TRY IT
Which lines of the data below contain "text"? Please show them all.
────
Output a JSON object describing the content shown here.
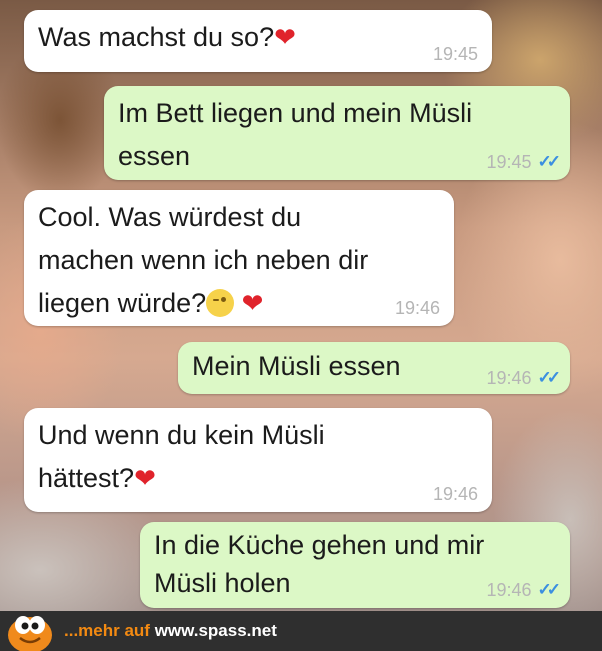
{
  "messages": [
    {
      "direction": "in",
      "text": "Was machst du so?",
      "emoji": [
        "heart"
      ],
      "time": "19:45"
    },
    {
      "direction": "out",
      "text": "Im Bett liegen und mein Müsli\nessen",
      "time": "19:45",
      "read": true
    },
    {
      "direction": "in",
      "text": "Cool. Was würdest du\nmachen wenn ich neben dir\nliegen würde?",
      "emoji": [
        "wink",
        "heart"
      ],
      "time": "19:46"
    },
    {
      "direction": "out",
      "text": "Mein Müsli essen",
      "time": "19:46",
      "read": true
    },
    {
      "direction": "in",
      "text": "Und wenn du kein Müsli\nhättest?",
      "emoji": [
        "heart"
      ],
      "time": "19:46"
    },
    {
      "direction": "out",
      "text": "In die Küche gehen und mir\nMüsli holen",
      "time": "19:46",
      "read": true
    }
  ],
  "footer": {
    "prefix": "...mehr auf ",
    "site": "www.spass.net"
  },
  "colors": {
    "incoming": "#ffffff",
    "outgoing": "#dcf8c6",
    "read_ticks": "#3b8fe0",
    "heart": "#e0232b",
    "footer_bg": "#2f2f2f",
    "footer_accent": "#f38a12"
  },
  "icons": {
    "heart": "heart-emoji",
    "wink": "winking-face-emoji",
    "read": "double-check-icon",
    "mascot": "spass-mascot-logo"
  }
}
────
ANSWER SECTION
      "text": "Was machst du so?",
      "text": "Im Bett liegen und mein Müsli\nessen",
      "text": "Cool. Was würdest du\nmachen wenn ich neben dir\nliegen würde?",
      "text": "Mein Müsli essen",
      "text": "Und wenn du kein Müsli\nhättest?",
      "text": "In die Küche gehen und mir\nMüsli holen",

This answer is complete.